Barry updated the Group on the Town’s application with the U.S. Department of Agriculture (USDA) for an approximately $310,000 grant to build a new transfer station on Route 116.  The Town was recently notified by the USDA that money for such projects had become so substantially limited for the coming year that little, if any funding, would be available for the Town’s project.  The total funding limit for such projects for all of Vermont and New Hampshire for the coming year is less than the grant requested by the Town.  The Town would be allowed to keep an open application, but it was suggested that the grant might have to be scaled down to $50,000 to $75,000 for a future year.  Barry noted that when the Town was first encouraged by USDA to apply for the grant by mid-April he was left with the clear impression that money was available to fund 35% of the cost of a transfer station even more costly than proposed in the Town’s application.  The information from USDA suggested that the reduced funding might have been due to Congressional earmarks.

Most of the remaining agenda items, concerning values and goals, along with events and some key working groups, were addressed during the discussion revolving around Plastic Free July.  Bruce Caplain stated we have not addressed the item concerning buildings and forests.

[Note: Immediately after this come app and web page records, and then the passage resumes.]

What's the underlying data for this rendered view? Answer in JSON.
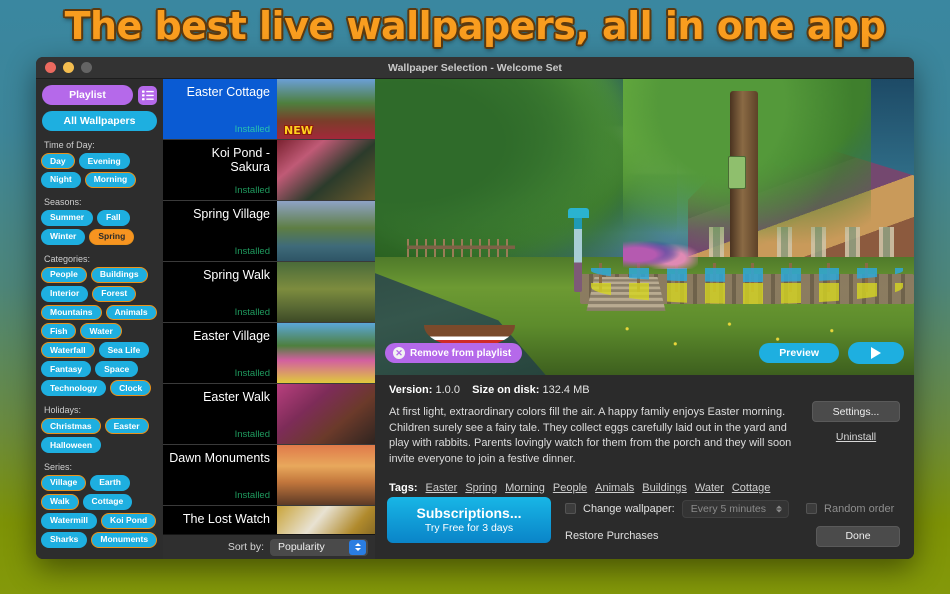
{
  "headline": "The best live wallpapers, all in one app",
  "window": {
    "title": "Wallpaper Selection - Welcome Set"
  },
  "sidebar": {
    "playlist_label": "Playlist",
    "list_icon": "list-view-icon",
    "all_wallpapers_label": "All Wallpapers",
    "groups": [
      {
        "label": "Time of Day:",
        "tags": [
          {
            "label": "Day",
            "state": "bordered"
          },
          {
            "label": "Evening",
            "state": "normal"
          },
          {
            "label": "Night",
            "state": "normal"
          },
          {
            "label": "Morning",
            "state": "bordered"
          }
        ]
      },
      {
        "label": "Seasons:",
        "tags": [
          {
            "label": "Summer",
            "state": "normal"
          },
          {
            "label": "Fall",
            "state": "normal"
          },
          {
            "label": "Winter",
            "state": "normal"
          },
          {
            "label": "Spring",
            "state": "active"
          }
        ]
      },
      {
        "label": "Categories:",
        "tags": [
          {
            "label": "People",
            "state": "bordered"
          },
          {
            "label": "Buildings",
            "state": "bordered"
          },
          {
            "label": "Interior",
            "state": "normal"
          },
          {
            "label": "Forest",
            "state": "bordered"
          },
          {
            "label": "Mountains",
            "state": "bordered"
          },
          {
            "label": "Animals",
            "state": "bordered"
          },
          {
            "label": "Fish",
            "state": "bordered"
          },
          {
            "label": "Water",
            "state": "bordered"
          },
          {
            "label": "Waterfall",
            "state": "bordered"
          },
          {
            "label": "Sea Life",
            "state": "normal"
          },
          {
            "label": "Fantasy",
            "state": "normal"
          },
          {
            "label": "Space",
            "state": "normal"
          },
          {
            "label": "Technology",
            "state": "normal"
          },
          {
            "label": "Clock",
            "state": "bordered"
          }
        ]
      },
      {
        "label": "Holidays:",
        "tags": [
          {
            "label": "Christmas",
            "state": "bordered"
          },
          {
            "label": "Easter",
            "state": "bordered"
          },
          {
            "label": "Halloween",
            "state": "normal"
          }
        ]
      },
      {
        "label": "Series:",
        "tags": [
          {
            "label": "Village",
            "state": "bordered"
          },
          {
            "label": "Earth",
            "state": "normal"
          },
          {
            "label": "Walk",
            "state": "bordered"
          },
          {
            "label": "Cottage",
            "state": "normal"
          },
          {
            "label": "Watermill",
            "state": "normal"
          },
          {
            "label": "Koi Pond",
            "state": "bordered"
          },
          {
            "label": "Sharks",
            "state": "normal"
          },
          {
            "label": "Monuments",
            "state": "bordered"
          }
        ]
      }
    ]
  },
  "wallpaper_list": {
    "items": [
      {
        "name": "Easter Cottage",
        "status": "Installed",
        "selected": true,
        "badge": "NEW",
        "thumb": "easter-cottage-thumb"
      },
      {
        "name": "Koi Pond - Sakura",
        "status": "Installed",
        "selected": false,
        "badge": "",
        "thumb": "koi-pond-sakura-thumb"
      },
      {
        "name": "Spring Village",
        "status": "Installed",
        "selected": false,
        "badge": "",
        "thumb": "spring-village-thumb"
      },
      {
        "name": "Spring Walk",
        "status": "Installed",
        "selected": false,
        "badge": "",
        "thumb": "spring-walk-thumb"
      },
      {
        "name": "Easter Village",
        "status": "Installed",
        "selected": false,
        "badge": "",
        "thumb": "easter-village-thumb"
      },
      {
        "name": "Easter Walk",
        "status": "Installed",
        "selected": false,
        "badge": "",
        "thumb": "easter-walk-thumb"
      },
      {
        "name": "Dawn Monuments",
        "status": "Installed",
        "selected": false,
        "badge": "",
        "thumb": "dawn-monuments-thumb"
      },
      {
        "name": "The Lost Watch",
        "status": "",
        "selected": false,
        "badge": "",
        "thumb": "lost-watch-thumb"
      }
    ],
    "sort_label": "Sort by:",
    "sort_value": "Popularity"
  },
  "preview": {
    "remove_label": "Remove from playlist",
    "preview_label": "Preview",
    "play_icon": "play-icon",
    "remove_icon": "close-circle-icon"
  },
  "details": {
    "version_label": "Version:",
    "version_value": "1.0.0",
    "size_label": "Size on disk:",
    "size_value": "132.4 MB",
    "description": "At first light, extraordinary colors fill the air. A happy family enjoys Easter morning. Children surely see a fairy tale. They collect eggs carefully laid out in the yard and play with rabbits. Parents lovingly watch for them from the porch and they will soon invite everyone to join a festive dinner.",
    "tags_label": "Tags:",
    "tags": [
      "Easter",
      "Spring",
      "Morning",
      "People",
      "Animals",
      "Buildings",
      "Water",
      "Cottage"
    ],
    "settings_label": "Settings...",
    "uninstall_label": "Uninstall"
  },
  "bottom": {
    "subscriptions_line1": "Subscriptions...",
    "subscriptions_line2": "Try Free for 3 days",
    "change_wallpaper_label": "Change wallpaper:",
    "interval_value": "Every 5 minutes",
    "random_order_label": "Random order",
    "restore_label": "Restore Purchases",
    "done_label": "Done"
  },
  "colors": {
    "accent_blue": "#1eafe0",
    "accent_purple": "#b569ea",
    "accent_orange": "#f79420",
    "selected_row": "#0a5bd3",
    "installed_green": "#1f9a5e",
    "headline_orange": "#f99d1f"
  }
}
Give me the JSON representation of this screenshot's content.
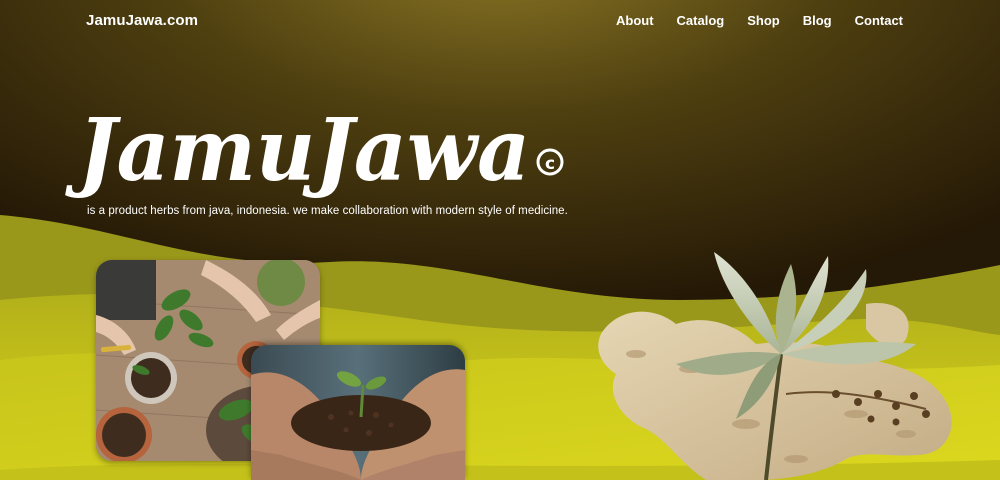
{
  "header": {
    "site_name": "JamuJawa.com",
    "nav": [
      {
        "label": "About"
      },
      {
        "label": "Catalog"
      },
      {
        "label": "Shop"
      },
      {
        "label": "Blog"
      },
      {
        "label": "Contact"
      }
    ]
  },
  "hero": {
    "logo_text": "JamuJawa",
    "logo_mark": "©",
    "tagline": "is a product herbs from java, indonesia. we make collaboration with modern style of medicine."
  },
  "colors": {
    "dark_brown": "#2a1d06",
    "olive": "#7a6a1e",
    "lime": "#cfcc1c",
    "white": "#ffffff"
  }
}
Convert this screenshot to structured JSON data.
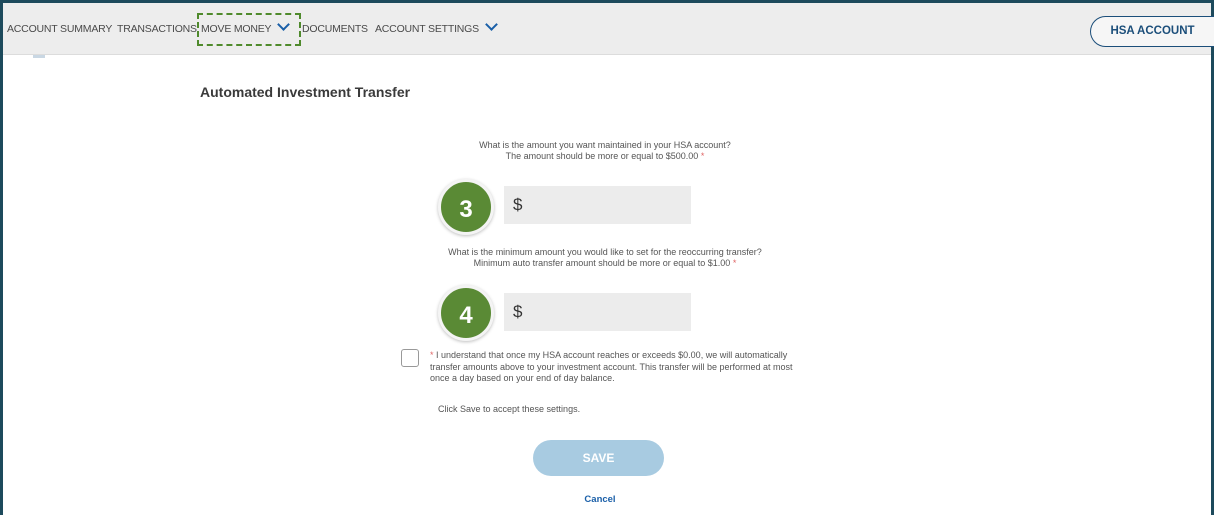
{
  "nav": {
    "items": [
      {
        "label": "ACCOUNT SUMMARY",
        "has_dropdown": false
      },
      {
        "label": "TRANSACTIONS",
        "has_dropdown": false
      },
      {
        "label": "MOVE MONEY",
        "has_dropdown": true,
        "highlighted": true
      },
      {
        "label": "DOCUMENTS",
        "has_dropdown": false
      },
      {
        "label": "ACCOUNT SETTINGS",
        "has_dropdown": true
      }
    ],
    "account_button": "HSA ACCOUNT"
  },
  "page": {
    "title": "Automated Investment Transfer"
  },
  "maintain": {
    "question_line1": "What is the amount you want maintained in your HSA account?",
    "question_line2": "The amount should be more or equal to $500.00",
    "required_mark": "*",
    "currency_symbol": "$",
    "step_badge": "3"
  },
  "minimum": {
    "question_line1": "What is the minimum amount you would like to set for the reoccurring transfer?",
    "question_line2": "Minimum auto transfer amount should be more or equal to $1.00",
    "required_mark": "*",
    "currency_symbol": "$",
    "step_badge": "4"
  },
  "agreement": {
    "required_mark": "*",
    "text": "I understand that once my HSA account reaches or exceeds $0.00, we will automatically transfer amounts above to your investment account. This transfer will be performed at most once a day based on your end of day balance.",
    "checked": false,
    "click_save_text": "Click Save to accept these settings."
  },
  "actions": {
    "save_label": "SAVE",
    "cancel_label": "Cancel"
  },
  "colors": {
    "nav_chevron": "#1a5fa8",
    "badge_green": "#5a8a35",
    "save_disabled": "#a8cbe1",
    "link_blue": "#1a5fa8",
    "frame": "#1d4a5c"
  }
}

He acknowledged that although there are limits on changing building codes many buildings do not efficiently utilize their current space and engage is wasteful utility usage. As to forests, there is more potential to influence sustainability, such as requiring replanting of trees for each tree that is cut down.  There was a discussion of perhaps having an arbor day in April.

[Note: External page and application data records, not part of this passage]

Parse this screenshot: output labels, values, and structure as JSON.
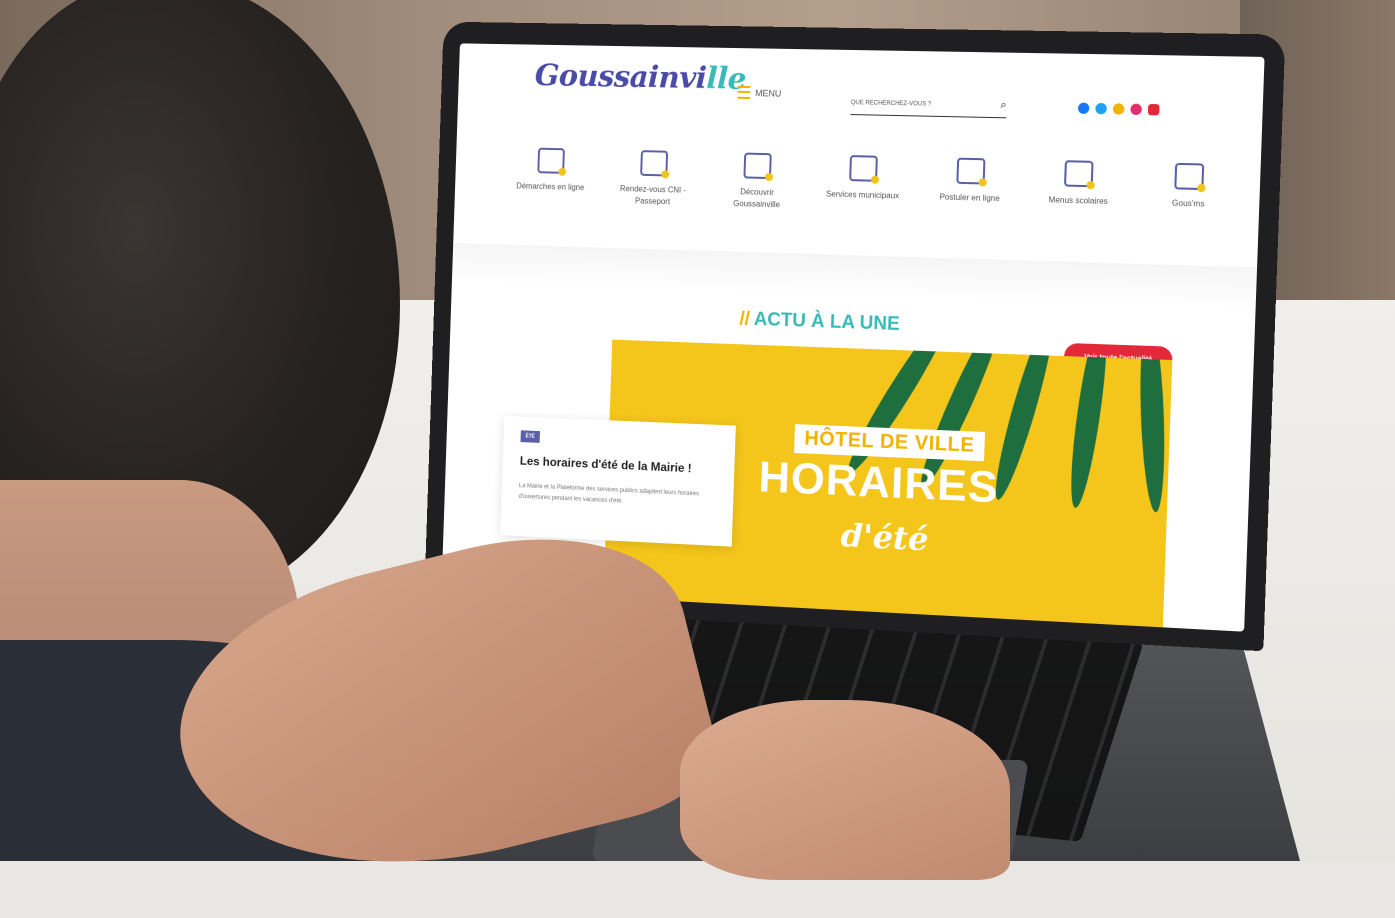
{
  "site": {
    "logo_main": "Goussainvi",
    "logo_accent": "lle",
    "menu_label": "MENU",
    "search_placeholder": "QUE RECHERCHEZ-VOUS ?",
    "social_colors": [
      "#1877f2",
      "#1da1f2",
      "#f2b200",
      "#e1306c",
      "#e3283a"
    ]
  },
  "services": [
    {
      "label": "Démarches en ligne",
      "icon": "document-icon"
    },
    {
      "label": "Rendez-vous CNI - Passeport",
      "icon": "appointment-icon"
    },
    {
      "label": "Découvrir Goussainville",
      "icon": "landmark-icon"
    },
    {
      "label": "Services municipaux",
      "icon": "book-icon"
    },
    {
      "label": "Postuler en ligne",
      "icon": "briefcase-icon"
    },
    {
      "label": "Menus scolaires",
      "icon": "plate-icon"
    },
    {
      "label": "Gous'ms",
      "icon": "sms-phone-icon"
    }
  ],
  "actu": {
    "title": "ACTU À LA UNE",
    "button_label": "Voir toute l'actualité"
  },
  "hero": {
    "tag": "HÔTEL DE VILLE",
    "big": "HORAIRES",
    "script": "d'été"
  },
  "news_card": {
    "badge": "ÉTÉ",
    "title": "Les horaires d'été de la Mairie !",
    "description": "La Mairie et la Plateforme des services publics adaptent leurs horaires d'ouvertures pendant les vacances d'été."
  },
  "colors": {
    "brand_purple": "#5b5fa6",
    "brand_teal": "#3ab9b9",
    "accent_yellow": "#f4c51b",
    "button_red": "#e3283a"
  }
}
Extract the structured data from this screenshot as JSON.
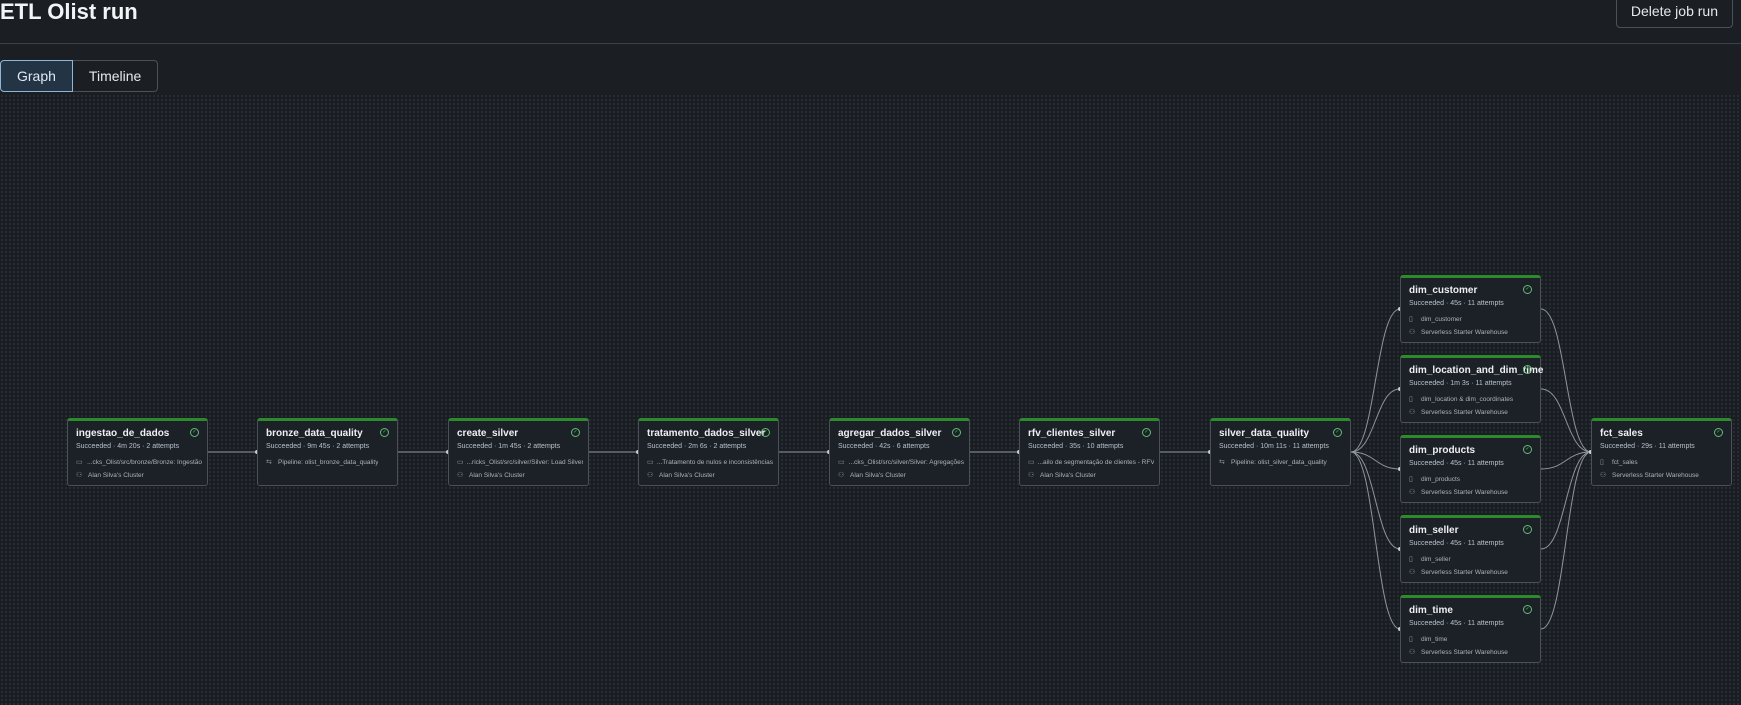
{
  "header": {
    "title": "ETL Olist run",
    "delete_label": "Delete job run"
  },
  "tabs": [
    "Graph",
    "Timeline"
  ],
  "colors": {
    "success_accent": "#2d8a2d",
    "active_tab": "#233445"
  },
  "nodes": [
    {
      "title": "ingestao_de_dados",
      "status": "Succeeded · 4m 20s · 2 attempts",
      "line1_icon": "folder-icon",
      "line1": "...cks_Olist/src/bronze/Bronze: Ingestão",
      "line2_icon": "cluster-icon",
      "line2": "Alan Silva's Cluster"
    },
    {
      "title": "bronze_data_quality",
      "status": "Succeeded · 9m 45s · 2 attempts",
      "line1_icon": "pipeline-icon",
      "line1": "Pipeline:  olist_bronze_data_quality",
      "line2_icon": "",
      "line2": ""
    },
    {
      "title": "create_silver",
      "status": "Succeeded · 1m 45s · 2 attempts",
      "line1_icon": "folder-icon",
      "line1": "...ricks_Olist/src/silver/Silver: Load Silver",
      "line2_icon": "cluster-icon",
      "line2": "Alan Silva's Cluster"
    },
    {
      "title": "tratamento_dados_silver",
      "status": "Succeeded · 2m 6s · 2 attempts",
      "line1_icon": "folder-icon",
      "line1": "...Tratamento de nulos e inconsistências",
      "line2_icon": "cluster-icon",
      "line2": "Alan Silva's Cluster"
    },
    {
      "title": "agregar_dados_silver",
      "status": "Succeeded · 42s · 6 attempts",
      "line1_icon": "folder-icon",
      "line1": "...cks_Olist/src/silver/Silver: Agregações",
      "line2_icon": "cluster-icon",
      "line2": "Alan Silva's Cluster"
    },
    {
      "title": "rfv_clientes_silver",
      "status": "Succeeded · 35s · 10 attempts",
      "line1_icon": "folder-icon",
      "line1": "...ailo de segmentação de clientes - RFV",
      "line2_icon": "cluster-icon",
      "line2": "Alan Silva's Cluster"
    },
    {
      "title": "silver_data_quality",
      "status": "Succeeded · 10m 11s · 11 attempts",
      "line1_icon": "pipeline-icon",
      "line1": "Pipeline:  olist_silver_data_quality",
      "line2_icon": "",
      "line2": ""
    },
    {
      "title": "dim_customer",
      "status": "Succeeded · 45s · 11 attempts",
      "line1_icon": "file-icon",
      "line1": "dim_customer",
      "line2_icon": "warehouse-icon",
      "line2": "Serverless Starter Warehouse"
    },
    {
      "title": "dim_location_and_dim_time",
      "status": "Succeeded · 1m 3s · 11 attempts",
      "line1_icon": "file-icon",
      "line1": "dim_location & dim_coordinates",
      "line2_icon": "warehouse-icon",
      "line2": "Serverless Starter Warehouse"
    },
    {
      "title": "dim_products",
      "status": "Succeeded · 45s · 11 attempts",
      "line1_icon": "file-icon",
      "line1": "dim_products",
      "line2_icon": "warehouse-icon",
      "line2": "Serverless Starter Warehouse"
    },
    {
      "title": "dim_seller",
      "status": "Succeeded · 45s · 11 attempts",
      "line1_icon": "file-icon",
      "line1": "dim_seller",
      "line2_icon": "warehouse-icon",
      "line2": "Serverless Starter Warehouse"
    },
    {
      "title": "dim_time",
      "status": "Succeeded · 45s · 11 attempts",
      "line1_icon": "file-icon",
      "line1": "dim_time",
      "line2_icon": "warehouse-icon",
      "line2": "Serverless Starter Warehouse"
    },
    {
      "title": "fct_sales",
      "status": "Succeeded · 29s · 11 attempts",
      "line1_icon": "file-icon",
      "line1": "fct_sales",
      "line2_icon": "warehouse-icon",
      "line2": "Serverless Starter Warehouse"
    }
  ]
}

There was a conversation about endangered trees, such as ash trees, which are being besieged by insects, and other factors.  Bruce Etter will look into whether there are preventive measures, such as injections, which can preserve healthy trees. Bruce Caplain will reach out to the Select Board to become more proactive in managing our trees and forests. It was suggested that perhaps a school project could look into the potential for more sustainable trees.  Alvah stated he might bring this up when school resumes.

On the subject of whether the Group should take on NH Saves, Barry suggested that perhaps we could add this as one of the subjects on the Group’s social media.

The subject of conducting a resident challenge was again addressed, with the possibility of setting forth a number of options for people to choose and adopt.  Bruce Caplain noted that proposals for such a challenge should not be condescending but be motivational.  Madeline suggested that perhaps a challenge could consist of the person who achieves the most home composting.  Rachelle stated that we might get some ideas from existing challenges offered by other governmental and non-governmental organizations. Alvah stated he could do some research to look into creating a challenge  This should be addressed at future meetings, along with prioritizing and defining our issues and efforts.

Barry noted that one of the issues that is not the focus of any existing Town committee or commission is public transit.  There is a declining percentage of persons with driving licenses, due to our aging population and the inability to afford motor vehicles.  Alvah noted that it cost him $700 just to obtain the driver’s education necessary to obtain a license.  Bruce Etter later noted that this fee has recently been raised to $800.

A motion was made, seconded, and unanimously adopted to authorize the Chair to write a letter to the head of Tri-County Transit, Jeanene McDonald, to request a meeting at a time to her convenience in her Berlin Office, to discuss public transit options that may be available to, or can be encouraged by, the Town.  Barry volunteered to give the Chair some suggestions for the letter.

The meeting adjourned at 6:44 PM.